I like to see good friends getting on as much as the next person. The sight of heads huddled in a cafe over a shared confidence, or peals of laughter ringing out on a train from a pair of besties on their way out for the day, does my heart good. But when those two close friends are BBC Newsnight presenter Emily Maitlis, and right wing Labour MP Jess Phillips, and their friendly chat is being broadcast to millions of people during a crucial General Election campaign, it doesn’t have quite the same heart warming effect.

But that’s what I bore witness to on Newsnight last night. Best friends, Jess and Emily went for a nice stroll in the more affluent part of Jess’s constituency so Jess could knock on a few doors and be seen for the hardworking, down to earth but laugh-a-minute MP she purports to be. Then they returned to the TV studio, which may as well have been a local cafe where best friends often go for a nice chat over tea and cake, because all that was missing was the tea and cake.

They proceeded to have a cosy little chat about the leaked Labour manifesto and Jess, being the reasonable woman she is (rolls eyes), conceded it might prove a smidge helpful on the doorsteps, while I sat there seething and thinking, without Corbyn you’d be offering the electorate the same Tory Lite policies Labour have been offering them since the early 2000’s, driving them away in their droves. Emily gently asked her mate Jess, ‘So why is Jeremy Corbyn attracting such large crowds wherever he goes, but failing to attract voters around the country?’ This was a beautiful set up for bestie Jess to go for the goal. Salt of the earth Jess pulled the obligatory pained expression and replied something along the lines of, ‘well he’s always stuck in a positive feedback loop of people who support him,’ meaning he’s refusing to see the truth of how unpopular he really is. Then to try to inject some balance for show, Jess said the same was true of Theresa May.

This was the moment I knew for sure Jess and Emily were best friends with shared values and goals, not politican and interviewer, because at this point any interviewer with any professional integrity would have asked the following million dollar questions; questions I have yet to hear any interviewer on any tv channel or radio station ask any right wing Labour MP.

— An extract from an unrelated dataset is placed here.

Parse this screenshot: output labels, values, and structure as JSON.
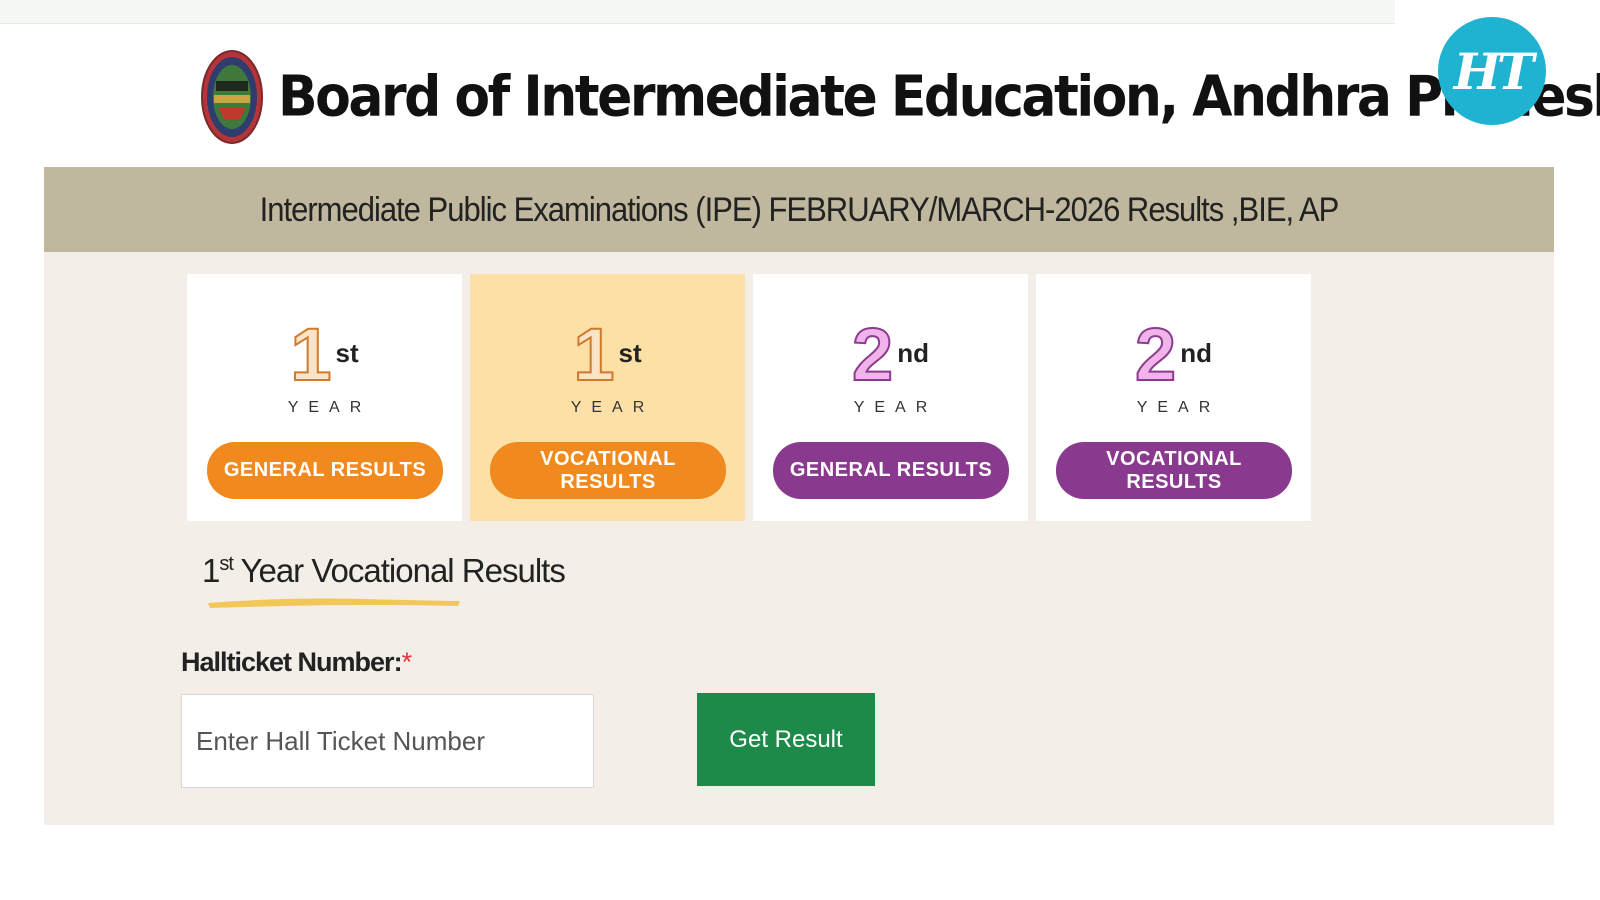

“Do you think the way you and your colleagues have spent the last 20 months openly and publicly denigrating Corbyn’s leadership at every available opportunity; writing about it in right wing newspapers, speaking of little else in TV and radio studios, tweeting about it, resigning over it, refusing to take up posts in his shadow cabinet because of it, forcing a second leadership contest to overthrow it, telling the public you can’t support it and can’t vote for it and want nothing whatsoever to do with it, is why you are hearing your own words about weak incompetent, hard-left leadership, mirrored back to you on the doorsteps? And when you do hear those words, do you get a warm fuzzy glow inside and think, wow haven’t I done well, or do you ever feel a pang of guilt knowing the biggest lag effect on Labour’s polling is Corbyn, and that’s largely because of your relentless and public acrimony? And if Labour do lose the General Election, will you and your colleagues take responsibility for the damage you did or will you pin the entire blame on Corbyn because it suits you to do so?”

But none of these questions were forthcoming just as they never are. I never got to see Jess made to squirm and no interviewer will ever make her or her faction squirm. That’s because they’re best friends, and they are ALL in it together!